Crisis Medicaid Planning – Reverse Half A Loaf


Are you or a loved one entering a nursing home  and shocked by the monthly cost for the upcoming care?  Have you been told that it is too late to protect the family home and financial assets?  Are you afraid all of the family wealth will be lost?  Even if you and your family have done no proactive estate and asset protection planning, it is not too late to enter into what we refer to “Crisis Medicaid Planning.”  Despite the immediate need for long term nursing care and the related expenses, you can still protect 40%-60% of the family assets with prompt action and prudent planning.


The sooner you act, the more you can save through the use of gifting, establishing a Medicaid Compliant Annuity or promissory note and Medicaid qualification.  This is a very technical issue and planners must adhere to all of the requirements of the Deficit Reduction Act of 2005.

This planning is used almost exclusively in an emergency situation where the person entering a nursing home has done no pre-planning.  We still advocate that our clients employ asset protection planning well in advance of needing long term care so that we might protect 75% to 100% of their assets.  However, we understand that not everyone knows they can do advance planning and they might get caught unaware or the need for long term care might come unexpectedly.  So, if your family is caught in one of these situations, you can still protect a large portion of the family wealth.

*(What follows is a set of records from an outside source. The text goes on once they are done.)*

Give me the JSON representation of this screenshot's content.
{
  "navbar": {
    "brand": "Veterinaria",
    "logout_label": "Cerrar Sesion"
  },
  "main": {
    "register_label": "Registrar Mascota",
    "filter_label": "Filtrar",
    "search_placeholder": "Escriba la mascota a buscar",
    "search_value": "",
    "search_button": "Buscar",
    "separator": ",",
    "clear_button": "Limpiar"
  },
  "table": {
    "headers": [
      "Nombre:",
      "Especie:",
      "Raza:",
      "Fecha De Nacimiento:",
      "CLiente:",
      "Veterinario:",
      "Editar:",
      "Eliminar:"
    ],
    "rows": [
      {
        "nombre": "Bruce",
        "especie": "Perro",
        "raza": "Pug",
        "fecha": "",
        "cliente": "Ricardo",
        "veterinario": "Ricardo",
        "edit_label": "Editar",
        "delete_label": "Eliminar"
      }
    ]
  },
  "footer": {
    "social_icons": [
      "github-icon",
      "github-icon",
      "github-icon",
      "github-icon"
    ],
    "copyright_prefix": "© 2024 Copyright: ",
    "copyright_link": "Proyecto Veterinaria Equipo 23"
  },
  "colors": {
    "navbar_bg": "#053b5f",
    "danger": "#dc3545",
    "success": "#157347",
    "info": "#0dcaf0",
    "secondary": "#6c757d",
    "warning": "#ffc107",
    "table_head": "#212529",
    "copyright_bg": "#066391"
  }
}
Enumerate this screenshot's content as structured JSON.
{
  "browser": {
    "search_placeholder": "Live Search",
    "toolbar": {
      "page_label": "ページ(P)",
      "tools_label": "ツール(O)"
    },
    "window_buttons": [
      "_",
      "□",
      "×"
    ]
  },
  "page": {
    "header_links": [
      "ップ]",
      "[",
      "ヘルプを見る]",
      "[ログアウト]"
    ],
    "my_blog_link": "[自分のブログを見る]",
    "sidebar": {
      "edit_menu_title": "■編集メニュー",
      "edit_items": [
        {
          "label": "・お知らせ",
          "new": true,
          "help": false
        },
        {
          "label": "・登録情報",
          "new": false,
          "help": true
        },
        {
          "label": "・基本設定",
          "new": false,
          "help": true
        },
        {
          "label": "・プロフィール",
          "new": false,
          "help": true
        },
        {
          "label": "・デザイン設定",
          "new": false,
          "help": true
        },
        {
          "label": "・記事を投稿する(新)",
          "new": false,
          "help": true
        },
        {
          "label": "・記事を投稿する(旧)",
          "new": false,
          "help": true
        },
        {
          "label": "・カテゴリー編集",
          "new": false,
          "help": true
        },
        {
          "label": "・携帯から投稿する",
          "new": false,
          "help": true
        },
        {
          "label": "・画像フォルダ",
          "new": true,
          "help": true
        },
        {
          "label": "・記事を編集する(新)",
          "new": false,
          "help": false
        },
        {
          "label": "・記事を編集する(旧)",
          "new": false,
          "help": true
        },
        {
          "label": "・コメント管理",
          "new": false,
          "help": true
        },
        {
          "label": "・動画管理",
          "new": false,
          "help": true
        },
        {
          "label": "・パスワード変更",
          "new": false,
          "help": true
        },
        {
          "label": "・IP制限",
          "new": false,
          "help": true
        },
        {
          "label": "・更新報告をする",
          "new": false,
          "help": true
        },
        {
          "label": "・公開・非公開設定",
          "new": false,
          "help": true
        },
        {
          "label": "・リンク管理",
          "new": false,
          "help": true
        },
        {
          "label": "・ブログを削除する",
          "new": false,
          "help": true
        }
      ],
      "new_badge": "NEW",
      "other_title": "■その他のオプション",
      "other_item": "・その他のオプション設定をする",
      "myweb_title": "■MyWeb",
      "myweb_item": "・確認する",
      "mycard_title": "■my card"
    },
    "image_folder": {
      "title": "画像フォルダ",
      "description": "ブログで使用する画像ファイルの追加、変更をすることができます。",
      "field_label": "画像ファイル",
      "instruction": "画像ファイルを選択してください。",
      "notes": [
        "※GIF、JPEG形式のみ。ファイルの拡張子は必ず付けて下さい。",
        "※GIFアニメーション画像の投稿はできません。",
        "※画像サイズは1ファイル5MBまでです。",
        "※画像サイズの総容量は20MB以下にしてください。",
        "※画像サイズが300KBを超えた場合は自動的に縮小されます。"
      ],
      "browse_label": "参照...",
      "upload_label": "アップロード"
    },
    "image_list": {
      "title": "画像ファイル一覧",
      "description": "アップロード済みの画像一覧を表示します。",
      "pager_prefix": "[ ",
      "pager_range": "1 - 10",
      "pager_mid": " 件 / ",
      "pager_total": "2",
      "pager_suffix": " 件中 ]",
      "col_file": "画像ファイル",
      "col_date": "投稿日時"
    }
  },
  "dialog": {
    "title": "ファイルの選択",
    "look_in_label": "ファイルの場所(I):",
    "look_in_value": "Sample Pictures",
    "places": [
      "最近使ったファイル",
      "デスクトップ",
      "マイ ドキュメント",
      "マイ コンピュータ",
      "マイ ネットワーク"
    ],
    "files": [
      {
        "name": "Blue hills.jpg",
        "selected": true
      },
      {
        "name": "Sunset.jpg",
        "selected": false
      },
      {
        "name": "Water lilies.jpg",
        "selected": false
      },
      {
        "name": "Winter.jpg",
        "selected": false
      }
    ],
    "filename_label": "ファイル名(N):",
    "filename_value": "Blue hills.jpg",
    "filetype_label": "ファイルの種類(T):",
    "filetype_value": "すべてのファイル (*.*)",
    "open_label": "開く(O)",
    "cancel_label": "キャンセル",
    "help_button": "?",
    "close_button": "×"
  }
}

As they say on TV, DO NOT TRY THIS AT HOME!  You really do need technical advice and guidance.  A Medicaid Compliant Annuity must be purchased with approximately approximately 1/2 of the assets of the person entering the nursing home.  The exact value of the annuity will depend on several factors and will be determined by using an applicable formula.  The Medicaid Compliant Annuity turns assets into an income stream paid to the person entering the nursing home for a period of months necessary to get the person through the ineligibility period referenced below.  The annuity IS NOT a gift.  Approximately one-half of the person’s assets is gifted to a Medicaid Asset Protection Trust benefiting children or other beneficiaries.

After the family member enters the care facility, the Annuity is purchased and Gift is made, a Medicaid application is submitted which will be summarily rejected because of the amount gifted as referenced above.  The application for Medicaid and rejection thereof is necessary and intended so that a Medicaid ineligibility period can result.  The ineligibility period is roughly equal to the amount of time the gifted assets would have paid for the person’s care had they retained the money.  There is a state by state average care cost that will be used in determining this ineligibility period.


NOTE:  The numbers below are not from an actual case.  They are just intended to help provide you with a better understanding.

Total Assets:                          $170,000

Amount gifted:                        $90,000 placed into a Medicaid Asset Protection Trust for benefit of children/beneficiaries
Average cost of care in PA:      $  9,000/M.
Ineligibility Period:                    $90,000/$9,000 = 10 months.

Amount Placed Into Annuity:      $80,000  The Medicaid Compliant Annuity income stream plus the nursing home resident’s own income should come out to just under the monthly cost of the nursing home for the 10        months of ineligibility.
Annuity monthly payment:          $7,990/M for 10 Months.
Social Security:                                  $1000/m
Income Total:                                     $8,990/m.

As a result of this planning, the family gets to keep the gifted amount = to roughly 1/2 of the person’s assets.  ie. $90,000.  Yes, they have to spend $80,000 on nursing home care, but that is a heck of a lot better than spending $170,000!

As discussed above, this article is a simplification of the process intended to provide a straight forward example.  Please seek legal advice to carry this planning out.

For more information on this planning option and many others, please click here and register to receive regular Elder Law Newsletters from Unruh, Turner, Burke & Frees, P.C.  They are great and will keep you up to date and provide great information and ideas.

For assistance dealing with developing a comprehensive nursing home asset protection plan in Pennsylvania, please contact Douglas L. Kaune, esquire at 610 933 8069 or email him at Doug’s entire practice is focused on elder law, Medicaid Application, estate planning, trust planning, estate administration and protection of clients’ assets from nursing home spending and estate and inheritance taxation. Unruh, Turner, Burke & Frees, P.C. is a full service law firm which has three convenient office locations in Phoenixville, West Chester and Paoli, Pennsylvania. The firm primarily services clients in Chester, Montgomery, Delaware, Philadelphia, Bucks and Berks Counties, but can represent clients throughout Pennsylvania.